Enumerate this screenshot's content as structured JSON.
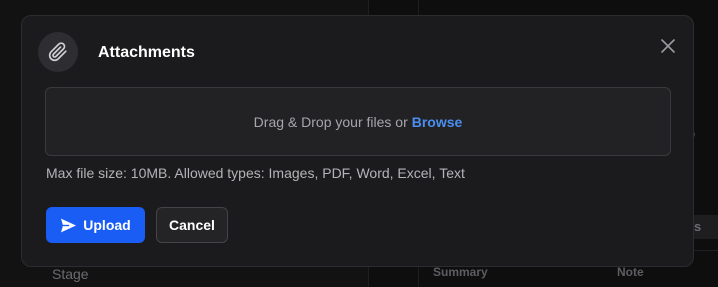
{
  "dialog": {
    "title": "Attachments",
    "header_icon": "paperclip-icon",
    "close_icon": "close-icon"
  },
  "dropzone": {
    "text": "Drag & Drop your files or",
    "browse_label": "Browse"
  },
  "hint": "Max file size: 10MB. Allowed types: Images, PDF, Word, Excel, Text",
  "actions": {
    "upload_label": "Upload",
    "upload_icon": "send-icon",
    "cancel_label": "Cancel"
  },
  "background": {
    "stage_label": "Stage",
    "summary_header": "Summary",
    "note_header": "Note",
    "partial_text": "o",
    "partial_button": "ros"
  },
  "colors": {
    "accent": "#1a5df5",
    "link": "#4a8ff0",
    "modal_bg": "#1b1b1d"
  }
}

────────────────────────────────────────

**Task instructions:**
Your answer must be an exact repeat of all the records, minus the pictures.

**Written answer:**
Enumerate this screenshot's content as structured JSON.
{
  "dialog": {
    "title": "Attachments",
    "header_icon": "paperclip-icon",
    "close_icon": "close-icon"
  },
  "dropzone": {
    "text": "Drag & Drop your files or",
    "browse_label": "Browse"
  },
  "hint": "Max file size: 10MB. Allowed types: Images, PDF, Word, Excel, Text",
  "actions": {
    "upload_label": "Upload",
    "upload_icon": "send-icon",
    "cancel_label": "Cancel"
  },
  "background": {
    "stage_label": "Stage",
    "summary_header": "Summary",
    "note_header": "Note",
    "partial_text": "o",
    "partial_button": "ros"
  },
  "colors": {
    "accent": "#1a5df5",
    "link": "#4a8ff0",
    "modal_bg": "#1b1b1d"
  }
}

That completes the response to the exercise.